> **EXERCISE OBJECTIVE**: The answer must be one number: how many lines of the records contain "JSON".

Dataset entries
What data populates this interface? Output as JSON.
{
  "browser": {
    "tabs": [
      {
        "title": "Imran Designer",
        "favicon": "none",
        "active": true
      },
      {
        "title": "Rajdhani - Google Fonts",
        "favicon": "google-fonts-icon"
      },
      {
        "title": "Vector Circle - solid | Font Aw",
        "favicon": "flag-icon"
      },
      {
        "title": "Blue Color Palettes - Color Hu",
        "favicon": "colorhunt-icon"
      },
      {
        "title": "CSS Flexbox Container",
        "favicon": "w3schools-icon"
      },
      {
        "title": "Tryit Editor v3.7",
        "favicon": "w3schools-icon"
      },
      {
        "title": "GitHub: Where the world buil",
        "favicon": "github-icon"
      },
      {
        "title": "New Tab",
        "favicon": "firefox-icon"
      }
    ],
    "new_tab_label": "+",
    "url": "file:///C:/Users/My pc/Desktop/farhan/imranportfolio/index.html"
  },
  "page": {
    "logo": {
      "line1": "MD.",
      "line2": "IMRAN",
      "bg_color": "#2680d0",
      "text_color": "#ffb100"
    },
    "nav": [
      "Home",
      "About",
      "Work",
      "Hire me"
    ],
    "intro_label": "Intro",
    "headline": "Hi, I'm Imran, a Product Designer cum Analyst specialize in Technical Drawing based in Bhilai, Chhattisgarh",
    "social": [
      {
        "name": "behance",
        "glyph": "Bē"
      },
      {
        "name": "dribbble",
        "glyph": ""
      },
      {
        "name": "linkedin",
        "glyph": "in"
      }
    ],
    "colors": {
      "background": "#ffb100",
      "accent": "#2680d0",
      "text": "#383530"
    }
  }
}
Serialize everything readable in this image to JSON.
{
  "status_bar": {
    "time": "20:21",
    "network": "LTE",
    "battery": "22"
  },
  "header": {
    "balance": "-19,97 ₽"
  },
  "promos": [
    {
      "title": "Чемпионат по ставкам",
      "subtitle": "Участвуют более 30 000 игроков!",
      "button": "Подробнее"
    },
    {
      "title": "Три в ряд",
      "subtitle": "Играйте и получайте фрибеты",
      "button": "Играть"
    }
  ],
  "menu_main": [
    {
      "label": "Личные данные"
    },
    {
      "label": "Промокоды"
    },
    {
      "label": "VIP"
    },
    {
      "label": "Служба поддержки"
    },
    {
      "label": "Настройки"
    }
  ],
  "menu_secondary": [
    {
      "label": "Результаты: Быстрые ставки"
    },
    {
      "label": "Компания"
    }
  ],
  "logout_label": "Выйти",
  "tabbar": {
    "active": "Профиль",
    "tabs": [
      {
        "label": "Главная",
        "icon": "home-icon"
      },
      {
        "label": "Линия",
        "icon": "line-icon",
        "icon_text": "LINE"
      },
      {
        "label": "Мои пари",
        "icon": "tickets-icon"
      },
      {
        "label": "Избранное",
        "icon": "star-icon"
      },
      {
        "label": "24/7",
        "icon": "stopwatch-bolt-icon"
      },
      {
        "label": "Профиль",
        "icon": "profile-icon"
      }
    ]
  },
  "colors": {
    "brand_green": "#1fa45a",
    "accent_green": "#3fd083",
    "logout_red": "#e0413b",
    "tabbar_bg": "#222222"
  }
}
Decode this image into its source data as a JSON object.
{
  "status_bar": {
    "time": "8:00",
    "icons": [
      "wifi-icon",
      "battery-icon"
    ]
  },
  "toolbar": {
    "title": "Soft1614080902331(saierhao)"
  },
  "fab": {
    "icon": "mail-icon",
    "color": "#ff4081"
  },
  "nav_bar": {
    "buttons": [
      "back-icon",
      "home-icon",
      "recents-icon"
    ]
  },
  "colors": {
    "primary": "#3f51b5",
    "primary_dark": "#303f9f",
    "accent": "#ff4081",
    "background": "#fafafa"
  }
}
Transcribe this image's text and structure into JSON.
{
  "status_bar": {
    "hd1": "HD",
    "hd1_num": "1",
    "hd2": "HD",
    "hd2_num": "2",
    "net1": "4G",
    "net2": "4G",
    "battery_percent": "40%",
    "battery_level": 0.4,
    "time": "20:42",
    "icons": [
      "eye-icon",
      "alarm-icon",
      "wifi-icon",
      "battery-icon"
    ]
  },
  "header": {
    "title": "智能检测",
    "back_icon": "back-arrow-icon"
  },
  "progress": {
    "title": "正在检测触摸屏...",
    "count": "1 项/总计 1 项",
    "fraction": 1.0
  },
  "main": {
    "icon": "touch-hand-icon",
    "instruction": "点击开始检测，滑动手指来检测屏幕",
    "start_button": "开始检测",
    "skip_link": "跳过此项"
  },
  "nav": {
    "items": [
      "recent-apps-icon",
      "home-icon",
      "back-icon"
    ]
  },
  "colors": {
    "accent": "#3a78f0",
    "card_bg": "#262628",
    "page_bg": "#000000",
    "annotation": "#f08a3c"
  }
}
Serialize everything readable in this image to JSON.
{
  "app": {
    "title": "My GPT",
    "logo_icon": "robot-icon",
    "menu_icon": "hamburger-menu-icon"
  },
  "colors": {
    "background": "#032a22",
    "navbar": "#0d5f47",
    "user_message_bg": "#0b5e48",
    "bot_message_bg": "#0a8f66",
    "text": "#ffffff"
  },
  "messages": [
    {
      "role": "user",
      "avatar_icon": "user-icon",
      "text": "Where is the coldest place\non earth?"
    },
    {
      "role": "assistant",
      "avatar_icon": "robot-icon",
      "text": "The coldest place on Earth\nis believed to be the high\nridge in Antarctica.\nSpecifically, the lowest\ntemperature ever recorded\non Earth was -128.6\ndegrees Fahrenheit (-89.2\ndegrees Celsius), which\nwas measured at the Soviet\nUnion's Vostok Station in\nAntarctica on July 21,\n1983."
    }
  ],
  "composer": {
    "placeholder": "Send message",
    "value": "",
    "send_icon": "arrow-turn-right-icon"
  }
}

> **EXPECTED OUTPUT**: 5